There’s a vast store of energy resources waiting to be tapped in the US, and it’s not gas, solar or uranium.
The motherlode, according to the White House and the US Department of Energy, lies in energy data. Public and private information about energy production, consumption and losses could help drive the development of new, innovative tools for conservation and cost savings, officials say. That’s why the Obama Administration is launching the Energy Data Initiative (EDI).
“Standardizing and liberating energy data empowers consumers and businesses and spurs innovation,” writes US Chief Technology Officer Todd Park. “As similar efforts in health and public safety have demonstrated, data from various government and non-government sources can literally fuel new companies, new products, and new features that can improve Americans’ lives.”
The EDI commits the administration to release additional data resources in computer-readable form. As part of the initiative, officials are also encouraging private-sector organizations to “voluntarily give consumers secure access to their own energy use data.”
The same open-data approach can also help individuals, businesses, cities and government agencies better prepare for the impacts of climate change. For that reason, the White House has also launched a Climate Data Initiative that encourages the free sharing of climate-relevant data.

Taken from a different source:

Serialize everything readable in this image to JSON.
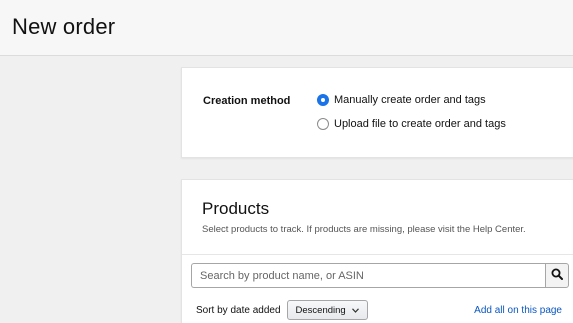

That initiative includes the launch of climate.data.gov, a new climate-focused section of the federal government’s Data.gov open-data platform.